Description of the task> This exercise calls for an exact copy of the data below.

Dataset content>

—————

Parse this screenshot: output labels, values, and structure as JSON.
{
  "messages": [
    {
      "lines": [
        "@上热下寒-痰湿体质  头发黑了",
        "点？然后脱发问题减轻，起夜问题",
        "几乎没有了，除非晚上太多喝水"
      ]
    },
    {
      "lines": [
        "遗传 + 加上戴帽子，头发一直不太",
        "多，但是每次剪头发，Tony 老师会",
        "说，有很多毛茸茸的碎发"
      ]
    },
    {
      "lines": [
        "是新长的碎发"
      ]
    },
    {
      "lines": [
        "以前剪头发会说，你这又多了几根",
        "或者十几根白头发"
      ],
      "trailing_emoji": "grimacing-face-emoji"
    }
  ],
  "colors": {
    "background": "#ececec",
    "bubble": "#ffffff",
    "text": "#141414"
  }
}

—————

Output>
Parse this screenshot: output labels, values, and structure as JSON.
{
  "messages": [
    {
      "lines": [
        "@上热下寒-痰湿体质  头发黑了",
        "点？然后脱发问题减轻，起夜问题",
        "几乎没有了，除非晚上太多喝水"
      ]
    },
    {
      "lines": [
        "遗传 + 加上戴帽子，头发一直不太",
        "多，但是每次剪头发，Tony 老师会",
        "说，有很多毛茸茸的碎发"
      ]
    },
    {
      "lines": [
        "是新长的碎发"
      ]
    },
    {
      "lines": [
        "以前剪头发会说，你这又多了几根",
        "或者十几根白头发"
      ],
      "trailing_emoji": "grimacing-face-emoji"
    }
  ],
  "colors": {
    "background": "#ececec",
    "bubble": "#ffffff",
    "text": "#141414"
  }
}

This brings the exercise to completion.